SUPPLIED DATA
* * * * * * *

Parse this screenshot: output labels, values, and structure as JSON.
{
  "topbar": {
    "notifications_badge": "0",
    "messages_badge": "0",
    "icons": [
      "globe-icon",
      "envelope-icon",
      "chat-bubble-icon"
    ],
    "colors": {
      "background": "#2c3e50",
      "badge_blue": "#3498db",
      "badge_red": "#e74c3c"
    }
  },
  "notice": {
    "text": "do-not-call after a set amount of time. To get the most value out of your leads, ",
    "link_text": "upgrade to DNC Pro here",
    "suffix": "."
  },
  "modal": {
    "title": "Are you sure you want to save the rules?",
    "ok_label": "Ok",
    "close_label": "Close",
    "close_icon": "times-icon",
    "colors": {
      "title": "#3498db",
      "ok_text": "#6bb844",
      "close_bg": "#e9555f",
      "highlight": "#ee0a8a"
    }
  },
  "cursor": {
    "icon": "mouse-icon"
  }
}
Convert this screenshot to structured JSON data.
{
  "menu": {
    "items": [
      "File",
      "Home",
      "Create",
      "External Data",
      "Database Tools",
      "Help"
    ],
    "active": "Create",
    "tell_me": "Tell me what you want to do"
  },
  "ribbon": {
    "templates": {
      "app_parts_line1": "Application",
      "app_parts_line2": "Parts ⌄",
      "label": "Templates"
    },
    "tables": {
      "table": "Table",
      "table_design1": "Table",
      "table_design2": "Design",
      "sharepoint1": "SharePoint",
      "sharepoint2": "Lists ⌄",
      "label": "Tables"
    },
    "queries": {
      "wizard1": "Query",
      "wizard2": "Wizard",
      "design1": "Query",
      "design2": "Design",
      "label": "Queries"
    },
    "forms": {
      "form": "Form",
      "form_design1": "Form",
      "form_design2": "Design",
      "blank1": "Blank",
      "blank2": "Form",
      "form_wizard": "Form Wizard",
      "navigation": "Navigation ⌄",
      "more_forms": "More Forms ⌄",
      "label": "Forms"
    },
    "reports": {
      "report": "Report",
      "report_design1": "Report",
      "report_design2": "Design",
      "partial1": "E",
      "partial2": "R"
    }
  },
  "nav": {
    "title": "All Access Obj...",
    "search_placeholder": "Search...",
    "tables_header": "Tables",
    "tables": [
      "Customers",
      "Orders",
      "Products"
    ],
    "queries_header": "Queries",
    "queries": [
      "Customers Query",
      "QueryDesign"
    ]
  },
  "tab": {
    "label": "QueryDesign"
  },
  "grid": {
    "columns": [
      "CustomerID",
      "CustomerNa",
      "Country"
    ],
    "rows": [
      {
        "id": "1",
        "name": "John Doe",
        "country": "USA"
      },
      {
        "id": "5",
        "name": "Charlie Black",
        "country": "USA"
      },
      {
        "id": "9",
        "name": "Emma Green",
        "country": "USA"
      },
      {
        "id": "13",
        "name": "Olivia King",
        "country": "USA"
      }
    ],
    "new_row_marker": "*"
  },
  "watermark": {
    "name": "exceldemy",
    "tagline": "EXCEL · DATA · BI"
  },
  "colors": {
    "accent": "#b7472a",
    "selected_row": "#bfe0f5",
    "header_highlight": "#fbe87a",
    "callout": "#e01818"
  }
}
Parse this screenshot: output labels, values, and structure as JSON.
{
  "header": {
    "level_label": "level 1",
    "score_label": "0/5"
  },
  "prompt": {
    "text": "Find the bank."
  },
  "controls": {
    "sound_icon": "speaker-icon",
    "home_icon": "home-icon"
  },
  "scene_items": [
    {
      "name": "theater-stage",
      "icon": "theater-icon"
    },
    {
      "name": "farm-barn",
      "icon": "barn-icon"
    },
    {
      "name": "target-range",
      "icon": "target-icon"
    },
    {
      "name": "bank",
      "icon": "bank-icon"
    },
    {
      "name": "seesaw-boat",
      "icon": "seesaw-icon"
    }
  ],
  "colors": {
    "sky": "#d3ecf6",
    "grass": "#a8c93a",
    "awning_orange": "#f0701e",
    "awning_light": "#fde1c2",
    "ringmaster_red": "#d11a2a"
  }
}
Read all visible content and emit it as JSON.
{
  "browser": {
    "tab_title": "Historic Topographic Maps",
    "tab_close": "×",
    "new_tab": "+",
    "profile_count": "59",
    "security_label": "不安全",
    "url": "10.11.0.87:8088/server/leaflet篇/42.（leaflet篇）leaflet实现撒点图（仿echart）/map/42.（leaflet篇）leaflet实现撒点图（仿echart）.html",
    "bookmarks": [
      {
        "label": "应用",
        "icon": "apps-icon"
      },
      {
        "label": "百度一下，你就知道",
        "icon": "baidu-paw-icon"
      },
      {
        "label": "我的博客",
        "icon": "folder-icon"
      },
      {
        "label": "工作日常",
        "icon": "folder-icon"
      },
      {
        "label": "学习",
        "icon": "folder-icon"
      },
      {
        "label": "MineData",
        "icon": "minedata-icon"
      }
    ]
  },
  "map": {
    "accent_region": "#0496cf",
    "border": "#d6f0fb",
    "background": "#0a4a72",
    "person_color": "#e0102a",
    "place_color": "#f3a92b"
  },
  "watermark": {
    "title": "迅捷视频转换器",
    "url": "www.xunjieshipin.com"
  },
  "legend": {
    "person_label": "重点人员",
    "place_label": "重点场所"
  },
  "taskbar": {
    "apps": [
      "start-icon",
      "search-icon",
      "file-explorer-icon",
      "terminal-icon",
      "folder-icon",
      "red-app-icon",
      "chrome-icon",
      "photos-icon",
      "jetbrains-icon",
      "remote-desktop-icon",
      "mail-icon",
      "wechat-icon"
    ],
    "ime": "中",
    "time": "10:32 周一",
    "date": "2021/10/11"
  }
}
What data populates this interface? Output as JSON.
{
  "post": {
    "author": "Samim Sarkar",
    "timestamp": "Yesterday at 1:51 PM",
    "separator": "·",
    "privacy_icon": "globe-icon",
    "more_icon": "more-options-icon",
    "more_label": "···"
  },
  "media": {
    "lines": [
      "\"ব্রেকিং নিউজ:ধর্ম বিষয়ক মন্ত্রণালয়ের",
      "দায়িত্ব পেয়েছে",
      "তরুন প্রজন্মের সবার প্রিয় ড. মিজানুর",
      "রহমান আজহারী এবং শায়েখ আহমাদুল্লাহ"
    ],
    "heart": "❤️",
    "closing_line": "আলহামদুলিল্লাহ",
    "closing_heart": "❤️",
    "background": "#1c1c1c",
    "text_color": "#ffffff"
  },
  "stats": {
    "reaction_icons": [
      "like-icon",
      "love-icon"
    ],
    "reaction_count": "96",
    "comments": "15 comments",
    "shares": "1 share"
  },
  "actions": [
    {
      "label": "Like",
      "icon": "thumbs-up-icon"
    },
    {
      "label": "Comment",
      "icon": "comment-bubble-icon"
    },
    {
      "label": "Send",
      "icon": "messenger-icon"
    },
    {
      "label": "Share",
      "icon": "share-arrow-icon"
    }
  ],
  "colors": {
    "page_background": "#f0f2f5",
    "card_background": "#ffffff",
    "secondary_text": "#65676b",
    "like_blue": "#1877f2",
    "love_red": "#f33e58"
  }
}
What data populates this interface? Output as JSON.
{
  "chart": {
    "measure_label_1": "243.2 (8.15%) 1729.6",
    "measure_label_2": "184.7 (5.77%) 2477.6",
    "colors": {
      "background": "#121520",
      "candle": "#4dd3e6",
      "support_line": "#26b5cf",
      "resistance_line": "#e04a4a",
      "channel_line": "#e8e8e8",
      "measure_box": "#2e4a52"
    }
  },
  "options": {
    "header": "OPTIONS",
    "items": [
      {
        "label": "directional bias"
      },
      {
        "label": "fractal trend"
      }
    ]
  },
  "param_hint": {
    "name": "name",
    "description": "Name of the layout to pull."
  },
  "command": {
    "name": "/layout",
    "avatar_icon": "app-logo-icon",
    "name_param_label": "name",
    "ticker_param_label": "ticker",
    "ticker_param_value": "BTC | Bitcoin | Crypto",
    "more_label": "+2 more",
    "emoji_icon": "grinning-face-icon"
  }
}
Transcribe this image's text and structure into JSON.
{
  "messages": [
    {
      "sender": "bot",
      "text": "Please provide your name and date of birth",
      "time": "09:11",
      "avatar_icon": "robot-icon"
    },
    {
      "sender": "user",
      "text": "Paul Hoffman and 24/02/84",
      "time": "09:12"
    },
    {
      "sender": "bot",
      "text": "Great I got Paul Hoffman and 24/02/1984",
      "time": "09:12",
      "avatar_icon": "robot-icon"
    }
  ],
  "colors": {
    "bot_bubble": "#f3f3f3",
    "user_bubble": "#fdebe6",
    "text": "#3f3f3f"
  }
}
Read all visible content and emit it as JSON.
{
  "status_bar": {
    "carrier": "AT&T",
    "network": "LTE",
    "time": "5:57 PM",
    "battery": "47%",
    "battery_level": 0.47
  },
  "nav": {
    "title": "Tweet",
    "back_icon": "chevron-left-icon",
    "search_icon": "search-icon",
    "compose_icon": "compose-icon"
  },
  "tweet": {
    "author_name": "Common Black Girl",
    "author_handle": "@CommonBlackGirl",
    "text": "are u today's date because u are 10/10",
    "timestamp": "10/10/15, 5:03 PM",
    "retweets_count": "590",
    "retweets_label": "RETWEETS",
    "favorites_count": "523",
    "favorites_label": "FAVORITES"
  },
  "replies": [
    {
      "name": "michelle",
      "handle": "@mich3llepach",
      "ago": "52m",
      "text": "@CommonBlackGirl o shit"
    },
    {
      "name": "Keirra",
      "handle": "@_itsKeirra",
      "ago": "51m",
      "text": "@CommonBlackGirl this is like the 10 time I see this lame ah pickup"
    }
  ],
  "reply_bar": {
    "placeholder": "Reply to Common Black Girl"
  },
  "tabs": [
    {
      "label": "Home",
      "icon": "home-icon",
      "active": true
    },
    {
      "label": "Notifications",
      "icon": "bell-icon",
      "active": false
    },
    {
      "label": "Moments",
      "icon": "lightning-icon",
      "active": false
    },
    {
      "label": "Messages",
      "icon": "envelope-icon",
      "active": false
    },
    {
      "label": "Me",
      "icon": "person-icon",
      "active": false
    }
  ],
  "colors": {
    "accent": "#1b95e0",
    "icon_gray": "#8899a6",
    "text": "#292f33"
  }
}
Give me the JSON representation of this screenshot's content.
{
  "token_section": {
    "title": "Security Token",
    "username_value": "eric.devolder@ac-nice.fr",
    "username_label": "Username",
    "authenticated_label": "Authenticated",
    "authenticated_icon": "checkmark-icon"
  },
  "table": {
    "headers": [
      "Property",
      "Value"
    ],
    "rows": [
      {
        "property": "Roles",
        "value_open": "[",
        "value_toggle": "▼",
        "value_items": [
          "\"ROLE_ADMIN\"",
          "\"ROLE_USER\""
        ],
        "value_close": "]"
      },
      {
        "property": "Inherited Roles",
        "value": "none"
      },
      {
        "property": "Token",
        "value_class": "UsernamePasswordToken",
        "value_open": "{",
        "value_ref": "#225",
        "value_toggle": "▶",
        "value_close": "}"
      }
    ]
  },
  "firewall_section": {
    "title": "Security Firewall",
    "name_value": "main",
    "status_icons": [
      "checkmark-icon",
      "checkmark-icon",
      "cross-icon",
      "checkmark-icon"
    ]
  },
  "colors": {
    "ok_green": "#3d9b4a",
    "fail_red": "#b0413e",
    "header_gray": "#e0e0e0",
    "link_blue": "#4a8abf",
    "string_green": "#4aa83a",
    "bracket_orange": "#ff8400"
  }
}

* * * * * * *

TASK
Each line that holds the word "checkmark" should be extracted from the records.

WRITTEN REPLY
    "authenticated_icon": "checkmark-icon"
      "checkmark-icon",
      "checkmark-icon",
      "checkmark-icon"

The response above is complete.